Directions for this task: Copy every line from the records below that carries the word "style".
☆ ☆ ☆ ☆ ☆ ☆ ☆
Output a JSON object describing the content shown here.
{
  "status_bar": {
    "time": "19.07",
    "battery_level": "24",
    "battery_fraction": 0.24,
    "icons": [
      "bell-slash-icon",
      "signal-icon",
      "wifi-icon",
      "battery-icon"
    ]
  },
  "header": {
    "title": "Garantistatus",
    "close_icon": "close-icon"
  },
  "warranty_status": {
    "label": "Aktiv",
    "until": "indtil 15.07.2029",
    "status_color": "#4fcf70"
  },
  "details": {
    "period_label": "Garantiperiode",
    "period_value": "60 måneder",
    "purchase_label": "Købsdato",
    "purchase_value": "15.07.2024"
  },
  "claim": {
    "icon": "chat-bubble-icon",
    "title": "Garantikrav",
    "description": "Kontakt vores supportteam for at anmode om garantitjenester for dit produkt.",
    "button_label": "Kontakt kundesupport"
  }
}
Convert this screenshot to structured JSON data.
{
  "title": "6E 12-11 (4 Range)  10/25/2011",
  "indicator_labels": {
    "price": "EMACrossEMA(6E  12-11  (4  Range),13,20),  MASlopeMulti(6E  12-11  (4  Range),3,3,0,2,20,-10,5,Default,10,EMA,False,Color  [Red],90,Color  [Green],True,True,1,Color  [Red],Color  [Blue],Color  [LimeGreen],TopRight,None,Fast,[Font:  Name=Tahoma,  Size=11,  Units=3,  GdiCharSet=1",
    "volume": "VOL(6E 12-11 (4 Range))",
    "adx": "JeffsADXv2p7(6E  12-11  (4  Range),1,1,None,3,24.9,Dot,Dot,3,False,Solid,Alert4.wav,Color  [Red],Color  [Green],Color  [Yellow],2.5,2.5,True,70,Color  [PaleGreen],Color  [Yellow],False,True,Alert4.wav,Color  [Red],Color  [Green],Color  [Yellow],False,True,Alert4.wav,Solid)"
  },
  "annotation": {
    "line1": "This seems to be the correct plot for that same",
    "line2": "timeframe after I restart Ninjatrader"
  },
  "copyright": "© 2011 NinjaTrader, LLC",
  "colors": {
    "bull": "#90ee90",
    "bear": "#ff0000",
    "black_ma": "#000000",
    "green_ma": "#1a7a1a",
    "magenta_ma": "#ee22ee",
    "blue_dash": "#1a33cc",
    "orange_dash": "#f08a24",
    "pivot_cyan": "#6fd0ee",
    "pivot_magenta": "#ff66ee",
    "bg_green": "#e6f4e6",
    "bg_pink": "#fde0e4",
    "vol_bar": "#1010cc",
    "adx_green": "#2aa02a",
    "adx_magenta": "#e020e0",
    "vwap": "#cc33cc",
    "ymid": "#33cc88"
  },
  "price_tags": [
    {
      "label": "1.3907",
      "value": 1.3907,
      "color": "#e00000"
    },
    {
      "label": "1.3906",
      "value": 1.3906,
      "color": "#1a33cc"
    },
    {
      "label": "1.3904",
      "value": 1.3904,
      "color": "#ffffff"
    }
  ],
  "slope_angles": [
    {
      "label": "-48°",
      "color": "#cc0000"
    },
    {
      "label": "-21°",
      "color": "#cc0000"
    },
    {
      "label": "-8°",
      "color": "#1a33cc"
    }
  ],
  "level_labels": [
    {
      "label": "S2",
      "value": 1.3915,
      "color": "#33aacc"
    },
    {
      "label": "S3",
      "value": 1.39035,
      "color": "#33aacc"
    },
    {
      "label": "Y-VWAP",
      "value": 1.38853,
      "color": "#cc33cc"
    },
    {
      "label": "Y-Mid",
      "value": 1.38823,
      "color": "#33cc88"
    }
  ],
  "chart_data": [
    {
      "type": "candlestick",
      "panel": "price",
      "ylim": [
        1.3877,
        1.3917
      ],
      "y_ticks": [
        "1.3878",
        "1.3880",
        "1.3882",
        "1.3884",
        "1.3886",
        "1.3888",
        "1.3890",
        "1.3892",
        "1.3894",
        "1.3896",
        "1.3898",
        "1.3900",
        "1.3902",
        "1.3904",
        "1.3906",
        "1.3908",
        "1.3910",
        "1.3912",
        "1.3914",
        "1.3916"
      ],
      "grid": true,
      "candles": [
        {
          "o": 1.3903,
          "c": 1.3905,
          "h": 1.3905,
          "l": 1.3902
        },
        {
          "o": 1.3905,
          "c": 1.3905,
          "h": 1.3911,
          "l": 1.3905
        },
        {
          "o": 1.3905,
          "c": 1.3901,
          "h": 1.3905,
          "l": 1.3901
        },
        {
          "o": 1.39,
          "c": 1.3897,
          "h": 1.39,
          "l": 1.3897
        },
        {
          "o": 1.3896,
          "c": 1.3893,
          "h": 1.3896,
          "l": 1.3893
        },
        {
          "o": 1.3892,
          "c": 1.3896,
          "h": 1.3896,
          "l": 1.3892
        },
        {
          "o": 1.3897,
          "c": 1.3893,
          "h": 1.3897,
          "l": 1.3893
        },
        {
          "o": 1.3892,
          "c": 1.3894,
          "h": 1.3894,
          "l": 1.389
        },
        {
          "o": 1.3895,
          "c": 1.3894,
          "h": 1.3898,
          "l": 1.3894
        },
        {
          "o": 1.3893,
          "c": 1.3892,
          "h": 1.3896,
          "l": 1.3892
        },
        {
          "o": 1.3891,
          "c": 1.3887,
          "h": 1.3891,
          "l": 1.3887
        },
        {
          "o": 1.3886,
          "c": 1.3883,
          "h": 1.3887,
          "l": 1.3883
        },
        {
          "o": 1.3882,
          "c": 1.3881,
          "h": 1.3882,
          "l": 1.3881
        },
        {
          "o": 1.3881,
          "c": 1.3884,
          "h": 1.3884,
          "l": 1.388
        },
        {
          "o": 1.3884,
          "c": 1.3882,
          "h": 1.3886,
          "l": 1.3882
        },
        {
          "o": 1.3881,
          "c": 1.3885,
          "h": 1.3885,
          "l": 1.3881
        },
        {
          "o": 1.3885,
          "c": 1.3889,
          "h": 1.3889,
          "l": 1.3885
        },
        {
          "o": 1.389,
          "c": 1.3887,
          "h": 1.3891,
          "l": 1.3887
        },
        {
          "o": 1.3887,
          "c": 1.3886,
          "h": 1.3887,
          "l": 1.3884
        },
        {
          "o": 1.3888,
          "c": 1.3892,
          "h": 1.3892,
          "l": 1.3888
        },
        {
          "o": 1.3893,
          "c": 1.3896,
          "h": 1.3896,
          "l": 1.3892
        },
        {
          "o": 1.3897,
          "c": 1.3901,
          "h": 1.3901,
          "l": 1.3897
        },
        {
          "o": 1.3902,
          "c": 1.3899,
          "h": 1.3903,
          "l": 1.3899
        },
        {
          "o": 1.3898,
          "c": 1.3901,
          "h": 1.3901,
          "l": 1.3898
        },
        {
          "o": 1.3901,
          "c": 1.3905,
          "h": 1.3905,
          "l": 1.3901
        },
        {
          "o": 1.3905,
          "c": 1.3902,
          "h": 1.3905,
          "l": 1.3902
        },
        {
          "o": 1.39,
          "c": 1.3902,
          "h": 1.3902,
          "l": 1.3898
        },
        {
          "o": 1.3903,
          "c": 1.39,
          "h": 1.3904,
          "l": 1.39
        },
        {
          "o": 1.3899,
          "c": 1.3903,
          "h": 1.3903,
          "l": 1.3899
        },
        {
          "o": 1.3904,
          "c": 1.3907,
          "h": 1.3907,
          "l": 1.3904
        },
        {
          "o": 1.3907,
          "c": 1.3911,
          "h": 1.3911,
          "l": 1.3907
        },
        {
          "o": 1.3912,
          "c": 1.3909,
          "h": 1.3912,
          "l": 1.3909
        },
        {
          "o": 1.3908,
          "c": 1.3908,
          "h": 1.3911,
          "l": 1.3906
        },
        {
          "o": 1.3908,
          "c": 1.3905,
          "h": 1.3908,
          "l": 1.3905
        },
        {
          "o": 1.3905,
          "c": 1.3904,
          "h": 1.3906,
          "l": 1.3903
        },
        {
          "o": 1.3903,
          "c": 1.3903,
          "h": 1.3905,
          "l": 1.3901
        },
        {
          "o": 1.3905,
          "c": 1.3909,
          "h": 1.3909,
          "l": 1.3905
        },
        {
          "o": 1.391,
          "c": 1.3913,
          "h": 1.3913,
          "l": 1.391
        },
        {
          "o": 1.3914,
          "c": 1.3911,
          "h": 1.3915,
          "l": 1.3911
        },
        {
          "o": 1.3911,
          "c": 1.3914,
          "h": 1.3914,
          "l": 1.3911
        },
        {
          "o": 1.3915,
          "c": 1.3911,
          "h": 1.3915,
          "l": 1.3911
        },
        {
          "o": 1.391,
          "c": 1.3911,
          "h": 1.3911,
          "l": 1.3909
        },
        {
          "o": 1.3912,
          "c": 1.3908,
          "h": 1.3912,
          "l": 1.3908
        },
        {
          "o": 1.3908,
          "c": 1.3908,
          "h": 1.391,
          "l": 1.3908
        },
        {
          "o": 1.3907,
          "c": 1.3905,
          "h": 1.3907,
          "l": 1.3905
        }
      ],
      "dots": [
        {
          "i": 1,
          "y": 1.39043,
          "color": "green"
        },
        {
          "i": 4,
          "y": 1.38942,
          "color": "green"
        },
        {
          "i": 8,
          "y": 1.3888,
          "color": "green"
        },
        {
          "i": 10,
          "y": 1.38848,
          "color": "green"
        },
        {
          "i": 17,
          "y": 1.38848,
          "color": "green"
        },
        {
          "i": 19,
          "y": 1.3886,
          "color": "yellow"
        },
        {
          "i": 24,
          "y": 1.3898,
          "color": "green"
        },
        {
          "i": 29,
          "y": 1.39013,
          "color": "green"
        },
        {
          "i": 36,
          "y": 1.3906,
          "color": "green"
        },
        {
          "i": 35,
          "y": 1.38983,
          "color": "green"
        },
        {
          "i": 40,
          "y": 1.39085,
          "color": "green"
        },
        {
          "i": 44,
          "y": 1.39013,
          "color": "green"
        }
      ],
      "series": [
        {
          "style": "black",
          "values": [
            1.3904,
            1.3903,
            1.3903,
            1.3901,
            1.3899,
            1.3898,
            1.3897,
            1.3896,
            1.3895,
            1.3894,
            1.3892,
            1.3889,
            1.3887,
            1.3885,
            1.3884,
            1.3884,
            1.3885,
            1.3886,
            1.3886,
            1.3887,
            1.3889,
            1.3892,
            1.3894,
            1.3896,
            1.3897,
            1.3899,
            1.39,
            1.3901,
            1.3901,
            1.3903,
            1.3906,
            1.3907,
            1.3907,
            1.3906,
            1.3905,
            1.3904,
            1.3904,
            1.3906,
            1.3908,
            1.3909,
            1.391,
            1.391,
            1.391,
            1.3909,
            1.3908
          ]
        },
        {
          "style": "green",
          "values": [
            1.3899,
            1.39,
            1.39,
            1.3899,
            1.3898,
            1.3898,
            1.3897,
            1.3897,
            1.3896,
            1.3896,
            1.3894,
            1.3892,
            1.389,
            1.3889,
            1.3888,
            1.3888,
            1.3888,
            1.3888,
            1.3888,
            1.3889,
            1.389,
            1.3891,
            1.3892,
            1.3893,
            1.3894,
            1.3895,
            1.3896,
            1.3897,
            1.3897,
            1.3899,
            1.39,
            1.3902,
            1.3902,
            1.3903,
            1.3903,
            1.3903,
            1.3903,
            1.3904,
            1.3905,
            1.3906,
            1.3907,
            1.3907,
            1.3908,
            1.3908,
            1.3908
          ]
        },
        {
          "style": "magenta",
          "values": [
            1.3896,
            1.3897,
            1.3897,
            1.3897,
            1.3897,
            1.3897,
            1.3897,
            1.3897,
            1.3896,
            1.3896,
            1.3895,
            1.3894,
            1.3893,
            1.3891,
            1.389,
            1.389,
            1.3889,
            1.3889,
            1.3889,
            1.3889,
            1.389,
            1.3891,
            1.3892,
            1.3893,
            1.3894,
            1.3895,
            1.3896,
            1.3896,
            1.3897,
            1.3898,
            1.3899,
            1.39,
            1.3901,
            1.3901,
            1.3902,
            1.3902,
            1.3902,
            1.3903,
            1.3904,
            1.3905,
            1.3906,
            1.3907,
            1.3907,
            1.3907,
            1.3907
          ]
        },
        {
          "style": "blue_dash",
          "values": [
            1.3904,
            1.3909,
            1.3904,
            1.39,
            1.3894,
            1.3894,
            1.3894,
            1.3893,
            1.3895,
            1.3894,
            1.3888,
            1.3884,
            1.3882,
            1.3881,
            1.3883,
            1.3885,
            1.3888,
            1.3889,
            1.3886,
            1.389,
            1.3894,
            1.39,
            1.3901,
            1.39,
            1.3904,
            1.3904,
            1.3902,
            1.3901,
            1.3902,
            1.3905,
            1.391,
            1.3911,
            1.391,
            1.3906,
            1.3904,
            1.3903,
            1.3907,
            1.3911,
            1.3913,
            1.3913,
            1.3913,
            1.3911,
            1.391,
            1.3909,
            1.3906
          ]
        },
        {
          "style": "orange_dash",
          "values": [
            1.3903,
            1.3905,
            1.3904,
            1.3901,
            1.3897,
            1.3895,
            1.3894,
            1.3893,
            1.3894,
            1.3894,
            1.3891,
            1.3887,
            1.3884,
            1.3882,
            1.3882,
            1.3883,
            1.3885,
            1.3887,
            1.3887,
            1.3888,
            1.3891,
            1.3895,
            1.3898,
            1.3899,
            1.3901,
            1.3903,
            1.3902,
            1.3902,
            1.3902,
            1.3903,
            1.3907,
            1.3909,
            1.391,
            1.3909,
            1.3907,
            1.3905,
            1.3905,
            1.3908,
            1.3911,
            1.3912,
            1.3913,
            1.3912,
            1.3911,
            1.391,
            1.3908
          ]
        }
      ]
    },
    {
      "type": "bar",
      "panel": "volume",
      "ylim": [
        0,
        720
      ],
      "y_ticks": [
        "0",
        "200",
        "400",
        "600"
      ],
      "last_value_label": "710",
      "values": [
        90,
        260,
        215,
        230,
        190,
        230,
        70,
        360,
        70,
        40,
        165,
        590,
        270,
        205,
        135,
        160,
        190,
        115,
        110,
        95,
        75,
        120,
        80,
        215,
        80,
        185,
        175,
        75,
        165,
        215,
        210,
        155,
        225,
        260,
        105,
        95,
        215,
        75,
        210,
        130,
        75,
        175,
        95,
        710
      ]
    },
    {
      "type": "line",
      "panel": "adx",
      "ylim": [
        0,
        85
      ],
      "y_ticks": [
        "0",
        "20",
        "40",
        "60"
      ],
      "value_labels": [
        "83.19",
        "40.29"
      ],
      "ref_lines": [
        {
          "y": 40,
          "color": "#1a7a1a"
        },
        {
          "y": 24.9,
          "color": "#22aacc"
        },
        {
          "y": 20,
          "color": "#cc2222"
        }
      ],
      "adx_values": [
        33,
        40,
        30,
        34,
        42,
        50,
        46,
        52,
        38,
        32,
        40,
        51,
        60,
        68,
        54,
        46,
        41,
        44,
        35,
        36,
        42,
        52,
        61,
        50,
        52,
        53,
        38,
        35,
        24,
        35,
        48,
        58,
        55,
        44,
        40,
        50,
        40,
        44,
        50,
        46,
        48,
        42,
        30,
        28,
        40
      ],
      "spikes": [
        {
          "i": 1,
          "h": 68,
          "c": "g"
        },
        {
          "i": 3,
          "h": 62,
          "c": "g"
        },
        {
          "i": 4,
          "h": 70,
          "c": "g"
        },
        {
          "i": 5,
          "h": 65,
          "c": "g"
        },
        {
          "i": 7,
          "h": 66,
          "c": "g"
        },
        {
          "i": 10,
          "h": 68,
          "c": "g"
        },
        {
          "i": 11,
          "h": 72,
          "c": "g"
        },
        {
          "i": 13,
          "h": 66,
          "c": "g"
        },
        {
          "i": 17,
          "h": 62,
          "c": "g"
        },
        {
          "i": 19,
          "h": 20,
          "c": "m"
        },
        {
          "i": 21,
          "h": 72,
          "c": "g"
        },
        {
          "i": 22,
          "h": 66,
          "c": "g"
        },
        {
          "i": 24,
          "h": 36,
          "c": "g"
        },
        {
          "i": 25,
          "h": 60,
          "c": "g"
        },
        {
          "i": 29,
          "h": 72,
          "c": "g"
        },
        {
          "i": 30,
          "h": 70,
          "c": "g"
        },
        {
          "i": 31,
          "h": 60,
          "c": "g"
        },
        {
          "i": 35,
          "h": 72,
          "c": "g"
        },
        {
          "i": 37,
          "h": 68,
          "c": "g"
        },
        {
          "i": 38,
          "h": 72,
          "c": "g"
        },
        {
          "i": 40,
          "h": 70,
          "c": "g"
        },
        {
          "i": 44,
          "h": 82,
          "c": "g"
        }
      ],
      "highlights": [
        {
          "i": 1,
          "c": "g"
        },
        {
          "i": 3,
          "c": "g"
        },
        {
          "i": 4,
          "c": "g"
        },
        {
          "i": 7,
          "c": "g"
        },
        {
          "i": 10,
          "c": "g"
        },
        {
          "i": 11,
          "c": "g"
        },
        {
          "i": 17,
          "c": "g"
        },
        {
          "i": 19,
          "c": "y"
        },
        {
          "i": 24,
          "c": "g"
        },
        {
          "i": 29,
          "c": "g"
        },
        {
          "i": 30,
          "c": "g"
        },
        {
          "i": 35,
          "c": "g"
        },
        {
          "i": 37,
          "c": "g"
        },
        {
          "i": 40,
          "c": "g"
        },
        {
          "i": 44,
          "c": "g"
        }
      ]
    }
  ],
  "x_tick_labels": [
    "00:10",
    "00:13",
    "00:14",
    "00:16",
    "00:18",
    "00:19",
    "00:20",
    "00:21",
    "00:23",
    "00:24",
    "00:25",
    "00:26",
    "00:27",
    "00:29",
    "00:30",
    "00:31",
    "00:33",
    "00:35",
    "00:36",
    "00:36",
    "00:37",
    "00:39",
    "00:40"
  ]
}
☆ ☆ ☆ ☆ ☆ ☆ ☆
Result of the exercise:
          "style": "black",
          "style": "green",
          "style": "magenta",
          "style": "blue_dash",
          "style": "orange_dash",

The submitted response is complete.